- Be timely. One of the great benefits of social media is the ability to share information almost instantly with a vast audience, but that audience also expects this timeliness and will not tolerate "old news." Be prepared to move quickly in response to new developments, announcements or emergencies with relevant information on your social media platform. A short amount of accurate information delivered at the time of need can sometimes be more valuable than a full report delivered well after the issue has passed.
- Be a valued community member. Don't just talk about your UB area—share the best information you find from trusted sources outside of UB. This will increase the value of your presence and prevent you from simply "tooting your own horn." Also consider sharing content from other UB social media channels; this contributes to consistency in messaging and also reduces the need to create content from scratch all the time. Sharing relevant content from outside sources is also beneficial; follow people or organizations in related industries and keep tabs on far-reaching conversations. Sharing content from respected sources brings you gravitas and reinforces your position as an expert. Just be sure that you're continuing to tell the UB story and supporting UB's voice in doing so. (And always, always read the content before sharing it.)
- Incorporate multiple media. Nothing attracts attention like photos and videos; in fact, text-only posts are often overlooked. You do not need a release or waiver to photograph people in a public space, and UB is considered public property. It's courteous, however, to ask permission before photographing people. You can also share content that others have shared publicly on social media; avoid sharing content from personal friends on a public UB-related channel. Always be sure to provide proper credit.
These examples of effective social media posts provide clues to the types of content that encourage interaction: photos (including a collage on Instagram), calls to action and timeliness. Click the images for larger versions that are more readable.
Social media is about conversations, community and connecting with the audience. It is not just a broadcast channel or a sales and marketing tool—it's a way to build relationships.
- Authenticity, honesty and open dialogue are key.
- Regular updates are essential to keeping an audience engaged.
- Having a personality and a voice will help you build your audience.
- Cross-promote in your various channels, both online and offline; drive people to your social media channels from your print materials or website (and vice versa).
- Don't be afraid to try new things, but think through your efforts before you begin.
Success with building community via social media is not an end result; it is a process. You have to be present and engaged consistently over time, and you have to measure the effectiveness of that engagement over time.
- Facebook Insights offer a wealth of knowledge, and there are a multitude of free Twitter metrics tools available.
- Services like Social Mention and Sprout Social allow you to monitor multiple social media services at once.
- Software applications such as TweetDeck and Hootsuite can help you organize and monitor multiple social media channels.
- Use a service such as Bitly to create shortened, trackable URLs for Twitter.

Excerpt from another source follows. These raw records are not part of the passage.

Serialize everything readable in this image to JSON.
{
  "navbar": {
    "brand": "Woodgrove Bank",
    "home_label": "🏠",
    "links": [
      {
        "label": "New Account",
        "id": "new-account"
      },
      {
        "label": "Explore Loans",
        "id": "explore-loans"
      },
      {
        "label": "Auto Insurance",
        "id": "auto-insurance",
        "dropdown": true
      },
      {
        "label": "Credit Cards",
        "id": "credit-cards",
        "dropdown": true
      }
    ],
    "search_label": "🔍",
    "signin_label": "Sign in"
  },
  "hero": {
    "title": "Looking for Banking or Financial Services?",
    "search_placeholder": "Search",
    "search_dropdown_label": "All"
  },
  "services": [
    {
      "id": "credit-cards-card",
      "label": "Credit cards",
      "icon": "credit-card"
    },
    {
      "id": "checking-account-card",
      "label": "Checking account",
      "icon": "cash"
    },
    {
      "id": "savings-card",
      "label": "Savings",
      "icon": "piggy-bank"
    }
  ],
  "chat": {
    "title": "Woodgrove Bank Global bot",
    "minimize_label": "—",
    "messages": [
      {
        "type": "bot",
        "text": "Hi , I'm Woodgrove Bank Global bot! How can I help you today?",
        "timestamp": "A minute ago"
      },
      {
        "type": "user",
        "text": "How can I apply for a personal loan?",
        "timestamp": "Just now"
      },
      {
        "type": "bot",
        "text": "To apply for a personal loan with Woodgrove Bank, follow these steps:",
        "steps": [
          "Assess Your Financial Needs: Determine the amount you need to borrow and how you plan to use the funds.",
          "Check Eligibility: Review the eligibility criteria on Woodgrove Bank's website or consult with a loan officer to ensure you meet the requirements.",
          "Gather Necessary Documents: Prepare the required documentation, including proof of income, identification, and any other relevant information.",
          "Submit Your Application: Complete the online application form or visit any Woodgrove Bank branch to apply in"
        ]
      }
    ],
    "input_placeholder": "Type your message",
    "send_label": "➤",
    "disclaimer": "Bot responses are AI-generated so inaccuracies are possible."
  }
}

Shortened links are not encouraged on Facebook, since they are often associated with spam.
- achievements/initiatives by students, faculty and alumni
- success stories and awards
- upcoming UB events
- photos from campus happenings (timely, colorful, unusual)
- media coverage highlights
- UB site links
- old photos (#throwbackthursday, #tbt)
- anything that supports UB's mission, values and strategic goals